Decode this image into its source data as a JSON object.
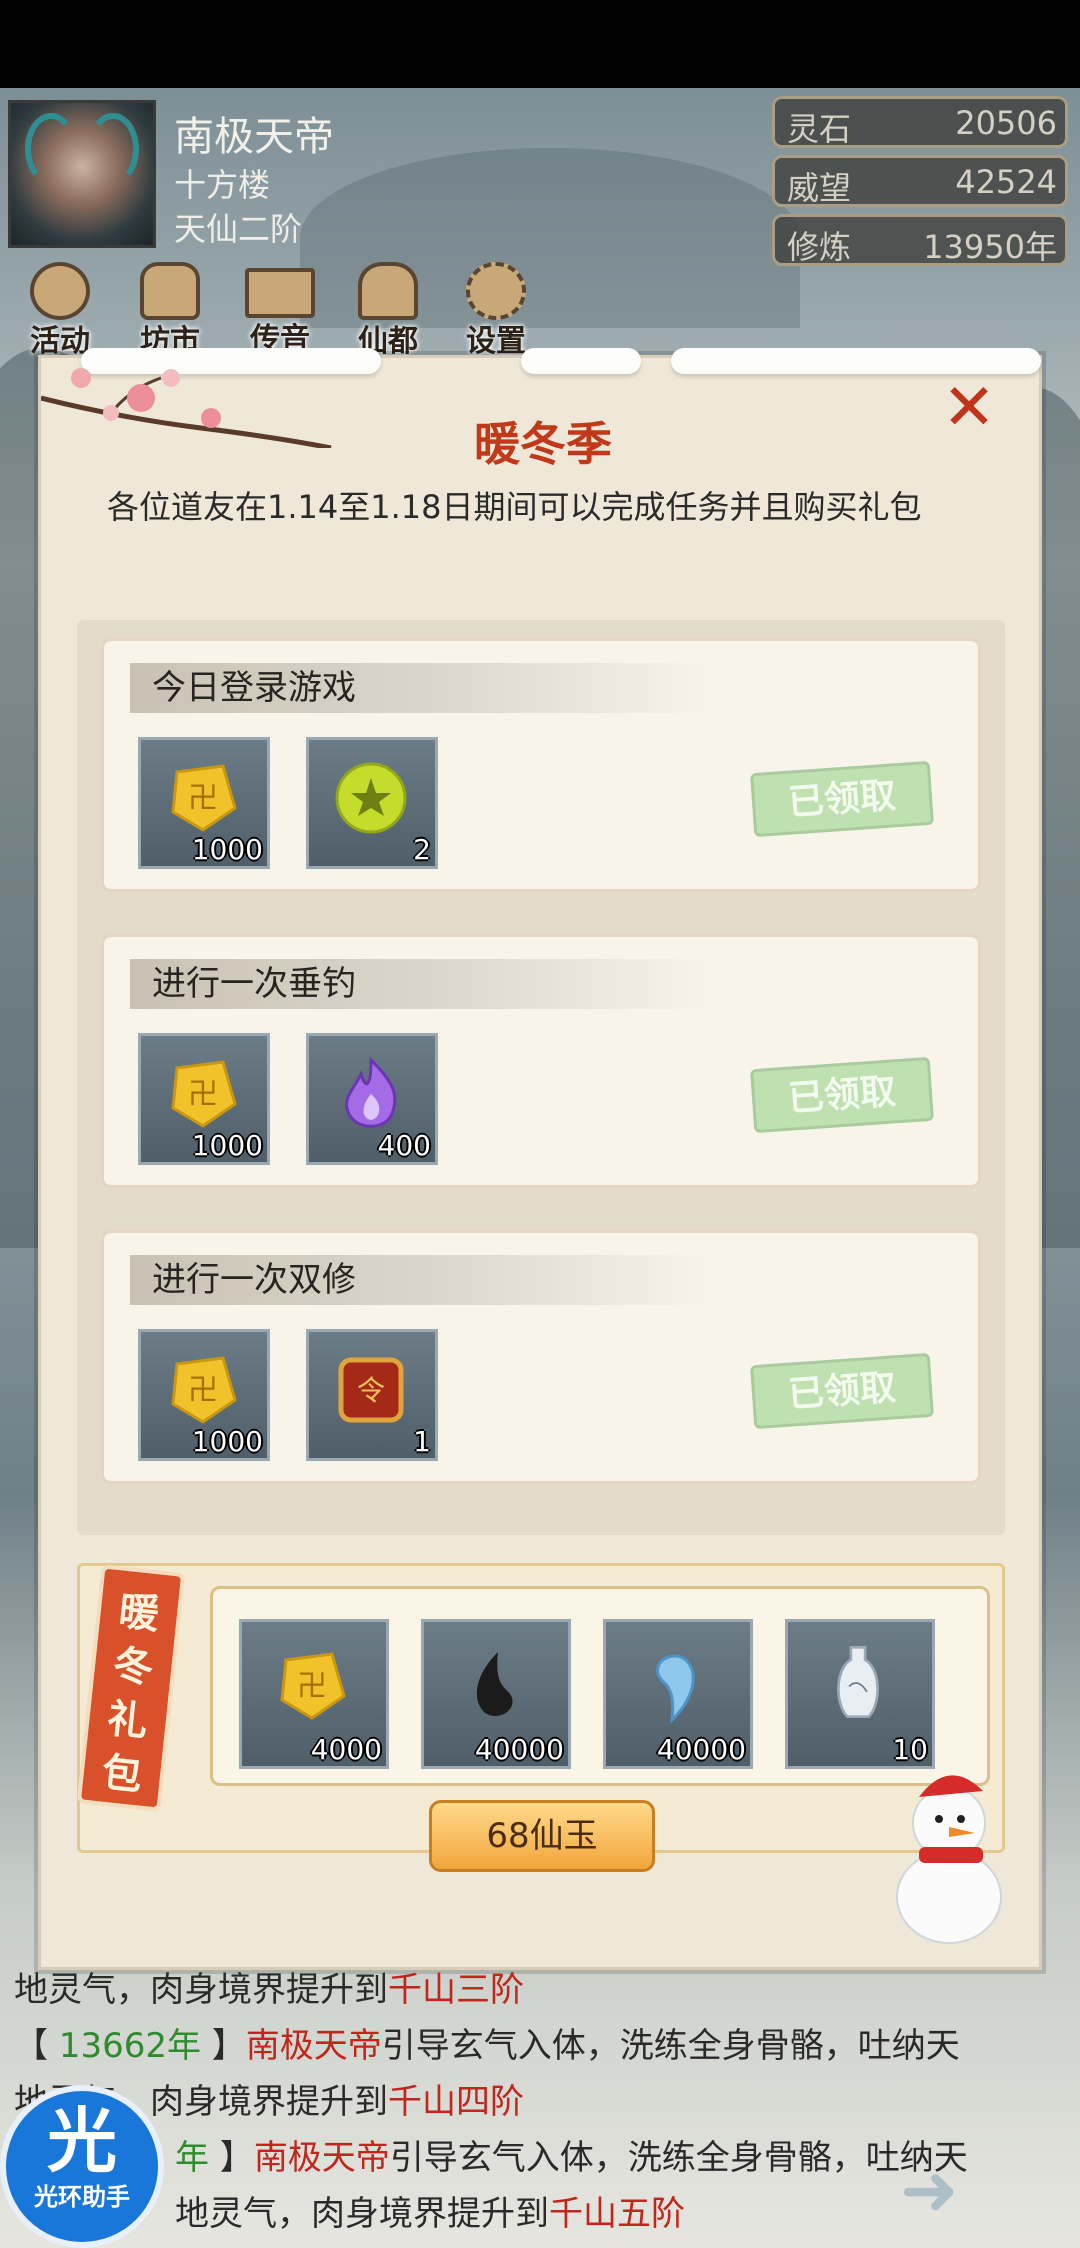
{
  "player": {
    "name": "南极天帝",
    "sect": "十方楼",
    "rank": "天仙二阶"
  },
  "stats": [
    {
      "label": "灵石",
      "value": "20506"
    },
    {
      "label": "威望",
      "value": "42524"
    },
    {
      "label": "修炼",
      "value": "13950年"
    }
  ],
  "nav": [
    {
      "label": "活动",
      "icon": "coin-icon"
    },
    {
      "label": "坊市",
      "icon": "market-icon"
    },
    {
      "label": "传音",
      "icon": "mail-icon"
    },
    {
      "label": "仙都",
      "icon": "pagoda-icon"
    },
    {
      "label": "设置",
      "icon": "gear-icon"
    }
  ],
  "panel": {
    "title": "暖冬季",
    "close": "✕",
    "description": "各位道友在1.14至1.18日期间可以完成任务并且购买礼包",
    "tasks": [
      {
        "title": "今日登录游戏",
        "status": "已领取",
        "rewards": [
          {
            "icon": "gold-token-icon",
            "count": "1000"
          },
          {
            "icon": "star-orb-icon",
            "count": "2"
          }
        ]
      },
      {
        "title": "进行一次垂钓",
        "status": "已领取",
        "rewards": [
          {
            "icon": "gold-token-icon",
            "count": "1000"
          },
          {
            "icon": "purple-flame-icon",
            "count": "400"
          }
        ]
      },
      {
        "title": "进行一次双修",
        "status": "已领取",
        "rewards": [
          {
            "icon": "gold-token-icon",
            "count": "1000"
          },
          {
            "icon": "command-token-icon",
            "count": "1"
          }
        ]
      }
    ],
    "gift": {
      "tag": "暖冬礼包",
      "items": [
        {
          "icon": "gold-token-icon",
          "count": "4000"
        },
        {
          "icon": "black-yin-icon",
          "count": "40000"
        },
        {
          "icon": "blue-yang-icon",
          "count": "40000"
        },
        {
          "icon": "porcelain-vase-icon",
          "count": "10"
        }
      ],
      "price": "68仙玉"
    }
  },
  "log": [
    {
      "pre": "地灵气，肉身境界提升到",
      "red": "千山三阶"
    },
    {
      "bl": "【 ",
      "year": "13662年",
      "br": " 】",
      "name": "南极天帝",
      "text": "引导玄气入体，洗练全身骨骼，吐纳天"
    },
    {
      "pre": "地灵气，肉身境界提升到",
      "red": "千山四阶"
    },
    {
      "bl": "【 ",
      "year": "年",
      "br": " 】",
      "name": "南极天帝",
      "text": "引导玄气入体，洗练全身骨骼，吐纳天"
    },
    {
      "pre": "地灵气，肉身境界提升到",
      "red": "千山五阶"
    }
  ],
  "assistant": {
    "big": "光",
    "label": "光环助手"
  },
  "colors": {
    "accent_red": "#c0391b",
    "claimed_green": "#bfe0b0",
    "log_year_green": "#2e8b2e",
    "buy_orange": "#f2a63c"
  }
}
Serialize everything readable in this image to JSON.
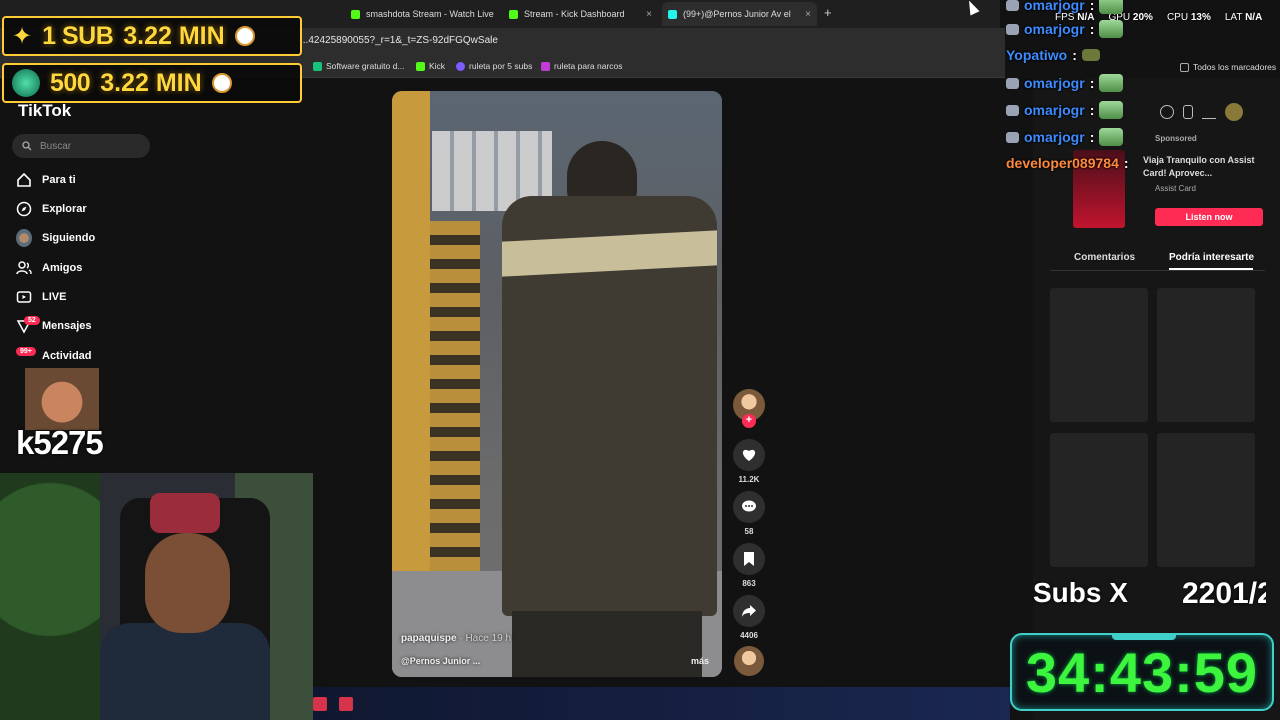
{
  "browser": {
    "tabs": [
      {
        "label": "smashdota Stream - Watch Live",
        "color": "#53fc18"
      },
      {
        "label": "Stream - Kick Dashboard",
        "color": "#53fc18"
      },
      {
        "label": "(99+)@Pernos Junior Av el",
        "color": "#25f4ee"
      }
    ],
    "url": "...42425890055?_r=1&_t=ZS-92dFGQwSale",
    "bookmarks": [
      {
        "label": "Software gratuito d...",
        "color": "#19c37d"
      },
      {
        "label": "Kick",
        "color": "#53fc18"
      },
      {
        "label": "ruleta por 5 subs",
        "color": "#7b5cff"
      },
      {
        "label": "ruleta para narcos",
        "color": "#c23bd6"
      }
    ],
    "bookmarks_all": "Todos los marcadores"
  },
  "overlay_goals": {
    "sub_goal": {
      "label": "1 SUB",
      "value": "3.22 MIN"
    },
    "gift_goal": {
      "label": "500",
      "value": "3.22 MIN"
    }
  },
  "sidebar": {
    "logo": "TikTok",
    "search_placeholder": "Buscar",
    "items": [
      {
        "label": "Para ti",
        "icon": "home-icon"
      },
      {
        "label": "Explorar",
        "icon": "compass-icon"
      },
      {
        "label": "Siguiendo",
        "icon": "following-avatar"
      },
      {
        "label": "Amigos",
        "icon": "friends-icon"
      },
      {
        "label": "LIVE",
        "icon": "live-icon"
      },
      {
        "label": "Mensajes",
        "icon": "messages-icon",
        "badge": "52"
      },
      {
        "label": "Actividad",
        "icon": "activity-icon",
        "badge": "99+"
      }
    ]
  },
  "video": {
    "author": "papaquispe",
    "time": " · Hace 19 h",
    "sound": "@Pernos Junior ...",
    "more": "más",
    "likes": "11.2K",
    "comments": "58",
    "saves": "863",
    "shares": "4406"
  },
  "right_panel": {
    "sponsored": "Sponsored",
    "ad_title": "Viaja Tranquilo con Assist Card! Aprovec...",
    "ad_source": "Assist Card",
    "ad_button": "Listen now",
    "tab_comments": "Comentarios",
    "tab_interest": "Podría interesarte"
  },
  "stats": {
    "fps_label": "FPS",
    "fps": "N/A",
    "gpu_label": "GPU",
    "gpu": "20%",
    "cpu_label": "CPU",
    "cpu": "13%",
    "lat_label": "LAT",
    "lat": "N/A"
  },
  "chat": [
    {
      "name": "omarjogr",
      "color": "#3d8bff"
    },
    {
      "name": "omarjogr",
      "color": "#3d8bff"
    },
    {
      "name": "Yopatiwo",
      "color": "#3d8bff"
    },
    {
      "name": "omarjogr",
      "color": "#3d8bff"
    },
    {
      "name": "omarjogr",
      "color": "#3d8bff"
    },
    {
      "name": "omarjogr",
      "color": "#3d8bff"
    },
    {
      "name": "developer089784",
      "color": "#ff8a3d"
    }
  ],
  "counter": "k5275",
  "subs_x": {
    "label": "Subs X",
    "value": "2201/2"
  },
  "timer": "34:43:59"
}
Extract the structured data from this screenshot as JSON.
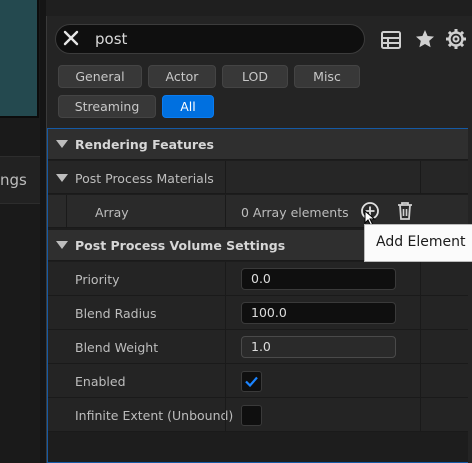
{
  "left_panel": {
    "tab_label": "ngs"
  },
  "search": {
    "value": "post"
  },
  "toolbar": {
    "icons": [
      "grid-icon",
      "star-icon",
      "gear-icon"
    ]
  },
  "filters": {
    "chips": [
      {
        "label": "General",
        "active": false
      },
      {
        "label": "Actor",
        "active": false
      },
      {
        "label": "LOD",
        "active": false
      },
      {
        "label": "Misc",
        "active": false
      },
      {
        "label": "Streaming",
        "active": false
      },
      {
        "label": "All",
        "active": true
      }
    ]
  },
  "sections": {
    "rendering_features": "Rendering Features",
    "post_process_materials": "Post Process Materials",
    "array_label": "Array",
    "array_value": "0 Array elements",
    "post_process_volume_settings": "Post Process Volume Settings"
  },
  "properties": {
    "priority": {
      "label": "Priority",
      "value": "0.0"
    },
    "blend_radius": {
      "label": "Blend Radius",
      "value": "100.0"
    },
    "blend_weight": {
      "label": "Blend Weight",
      "value": "1.0"
    },
    "enabled": {
      "label": "Enabled",
      "checked": true
    },
    "infinite_extent": {
      "label": "Infinite Extent (Unbound)",
      "checked": false
    }
  },
  "tooltip": {
    "text": "Add Element"
  },
  "colors": {
    "accent": "#0070e0",
    "panel": "#242424",
    "category": "#2f2f2f",
    "viewport": "#24494f"
  }
}
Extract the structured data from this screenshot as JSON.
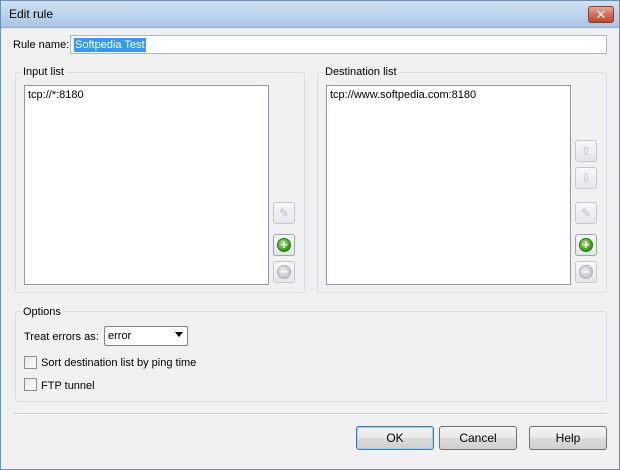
{
  "window": {
    "title": "Edit rule",
    "close_glyph": "✕"
  },
  "rule_name": {
    "label": "Rule name:",
    "value": "Softpedia Test"
  },
  "input_list": {
    "title": "Input list",
    "items": [
      "tcp://*:8180"
    ]
  },
  "destination_list": {
    "title": "Destination list",
    "items": [
      "tcp://www.softpedia.com:8180"
    ]
  },
  "icons": {
    "edit": "edit-icon",
    "add": "add-icon",
    "remove": "remove-icon",
    "move_up": "arrow-up-icon",
    "move_down": "arrow-down-icon",
    "add_glyph": "+",
    "remove_glyph": "−",
    "edit_glyph": "✎",
    "up_glyph": "⇧",
    "down_glyph": "⇩"
  },
  "options": {
    "title": "Options",
    "treat_errors_label": "Treat errors as:",
    "treat_errors_value": "error",
    "sort_label": "Sort destination list by ping time",
    "sort_checked": false,
    "ftp_label": "FTP tunnel",
    "ftp_checked": false
  },
  "buttons": {
    "ok": "OK",
    "cancel": "Cancel",
    "help": "Help"
  },
  "colors": {
    "selection": "#3399ff",
    "add_green": "#2f9a10"
  }
}
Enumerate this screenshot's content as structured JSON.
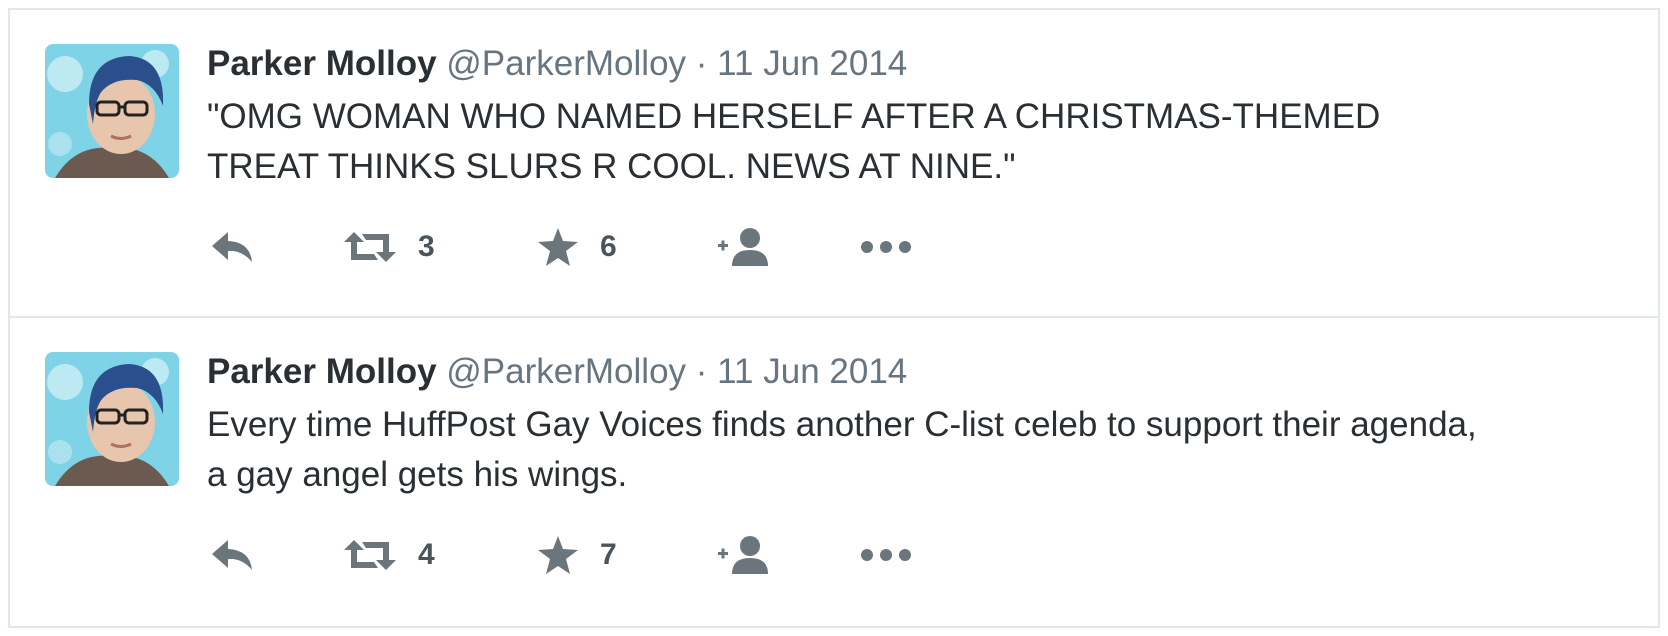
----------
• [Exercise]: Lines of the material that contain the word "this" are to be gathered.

• [Exercise result]:
Decode this image into its source data as a JSON object.
Serialize everything readable in this image to JSON.
Extract the structured data from this screenshot as JSON.
Extract the structured data from this screenshot as JSON.
Enumerate this screenshot's content as structured JSON.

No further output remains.